Required action
Look through the data below for the string "uruchomienia", and copy every line where it turns up.

Data section
──────────
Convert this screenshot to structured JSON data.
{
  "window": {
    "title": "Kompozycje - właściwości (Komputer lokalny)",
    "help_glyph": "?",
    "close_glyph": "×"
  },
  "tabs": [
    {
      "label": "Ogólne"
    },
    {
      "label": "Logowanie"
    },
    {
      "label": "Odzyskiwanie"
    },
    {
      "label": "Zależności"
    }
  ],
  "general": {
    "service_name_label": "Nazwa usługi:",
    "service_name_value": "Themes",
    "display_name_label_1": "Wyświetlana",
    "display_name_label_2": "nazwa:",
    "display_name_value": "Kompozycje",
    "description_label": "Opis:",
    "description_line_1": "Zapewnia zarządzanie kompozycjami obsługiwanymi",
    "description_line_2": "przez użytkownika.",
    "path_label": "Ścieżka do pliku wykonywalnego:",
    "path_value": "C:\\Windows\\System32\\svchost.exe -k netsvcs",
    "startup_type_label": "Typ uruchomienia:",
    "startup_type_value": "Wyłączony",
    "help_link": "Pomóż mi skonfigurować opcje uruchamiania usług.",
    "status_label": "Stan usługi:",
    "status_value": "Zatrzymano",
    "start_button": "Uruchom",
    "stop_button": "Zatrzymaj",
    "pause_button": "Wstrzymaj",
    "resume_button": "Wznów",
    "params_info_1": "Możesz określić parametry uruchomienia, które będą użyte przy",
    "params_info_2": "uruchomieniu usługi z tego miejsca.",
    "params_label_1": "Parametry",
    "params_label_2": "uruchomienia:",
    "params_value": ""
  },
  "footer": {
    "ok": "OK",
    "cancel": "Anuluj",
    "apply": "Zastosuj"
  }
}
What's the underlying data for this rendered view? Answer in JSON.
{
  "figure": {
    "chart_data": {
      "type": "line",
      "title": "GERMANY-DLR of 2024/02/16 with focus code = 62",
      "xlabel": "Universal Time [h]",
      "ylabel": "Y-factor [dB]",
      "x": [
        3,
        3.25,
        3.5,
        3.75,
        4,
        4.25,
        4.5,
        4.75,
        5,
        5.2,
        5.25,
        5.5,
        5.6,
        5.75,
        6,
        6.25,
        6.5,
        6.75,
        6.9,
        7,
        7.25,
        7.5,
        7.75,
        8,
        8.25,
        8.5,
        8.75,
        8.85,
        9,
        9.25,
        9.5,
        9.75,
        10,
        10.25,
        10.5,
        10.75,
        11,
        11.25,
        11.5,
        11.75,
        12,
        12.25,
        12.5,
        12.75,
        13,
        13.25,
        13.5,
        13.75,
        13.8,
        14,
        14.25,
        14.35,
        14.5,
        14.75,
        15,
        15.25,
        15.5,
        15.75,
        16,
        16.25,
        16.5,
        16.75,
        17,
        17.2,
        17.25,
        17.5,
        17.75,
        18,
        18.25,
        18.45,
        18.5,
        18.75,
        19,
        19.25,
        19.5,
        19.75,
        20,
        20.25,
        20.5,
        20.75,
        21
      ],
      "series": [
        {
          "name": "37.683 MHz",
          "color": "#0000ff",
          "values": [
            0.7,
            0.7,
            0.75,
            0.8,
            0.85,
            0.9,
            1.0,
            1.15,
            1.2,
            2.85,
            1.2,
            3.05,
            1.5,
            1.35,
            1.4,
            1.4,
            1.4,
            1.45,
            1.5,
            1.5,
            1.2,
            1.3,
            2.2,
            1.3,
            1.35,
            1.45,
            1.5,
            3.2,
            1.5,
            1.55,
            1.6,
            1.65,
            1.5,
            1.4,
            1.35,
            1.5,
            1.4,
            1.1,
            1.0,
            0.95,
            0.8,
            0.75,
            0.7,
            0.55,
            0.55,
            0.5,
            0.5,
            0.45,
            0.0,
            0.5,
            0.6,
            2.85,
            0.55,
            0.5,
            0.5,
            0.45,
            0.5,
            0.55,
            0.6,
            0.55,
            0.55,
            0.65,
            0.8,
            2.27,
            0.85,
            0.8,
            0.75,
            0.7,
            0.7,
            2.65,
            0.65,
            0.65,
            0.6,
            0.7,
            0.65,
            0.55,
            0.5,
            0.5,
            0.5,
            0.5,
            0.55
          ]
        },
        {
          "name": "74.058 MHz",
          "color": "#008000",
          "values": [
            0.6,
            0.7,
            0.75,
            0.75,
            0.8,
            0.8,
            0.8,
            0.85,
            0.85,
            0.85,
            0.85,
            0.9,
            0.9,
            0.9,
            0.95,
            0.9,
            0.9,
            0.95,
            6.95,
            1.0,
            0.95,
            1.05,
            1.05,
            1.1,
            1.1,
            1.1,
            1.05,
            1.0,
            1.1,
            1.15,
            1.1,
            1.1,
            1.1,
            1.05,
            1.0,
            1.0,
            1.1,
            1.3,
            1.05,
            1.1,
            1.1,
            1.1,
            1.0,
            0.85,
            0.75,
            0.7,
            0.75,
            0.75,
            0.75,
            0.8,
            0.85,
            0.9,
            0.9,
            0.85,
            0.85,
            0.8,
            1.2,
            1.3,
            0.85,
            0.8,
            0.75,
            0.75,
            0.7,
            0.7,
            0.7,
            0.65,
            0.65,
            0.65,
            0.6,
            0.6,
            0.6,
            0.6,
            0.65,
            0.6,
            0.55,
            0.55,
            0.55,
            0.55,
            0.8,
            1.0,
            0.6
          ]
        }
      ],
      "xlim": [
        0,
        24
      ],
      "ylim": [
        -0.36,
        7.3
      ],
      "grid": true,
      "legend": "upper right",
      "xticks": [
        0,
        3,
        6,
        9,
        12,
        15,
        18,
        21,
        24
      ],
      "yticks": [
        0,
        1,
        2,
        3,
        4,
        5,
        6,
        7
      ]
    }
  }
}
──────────
Task solution
    "startup_type_label": "Typ uruchomienia:",
    "params_info_1": "Możesz określić parametry uruchomienia, które będą użyte przy",
    "params_label_2": "uruchomienia:",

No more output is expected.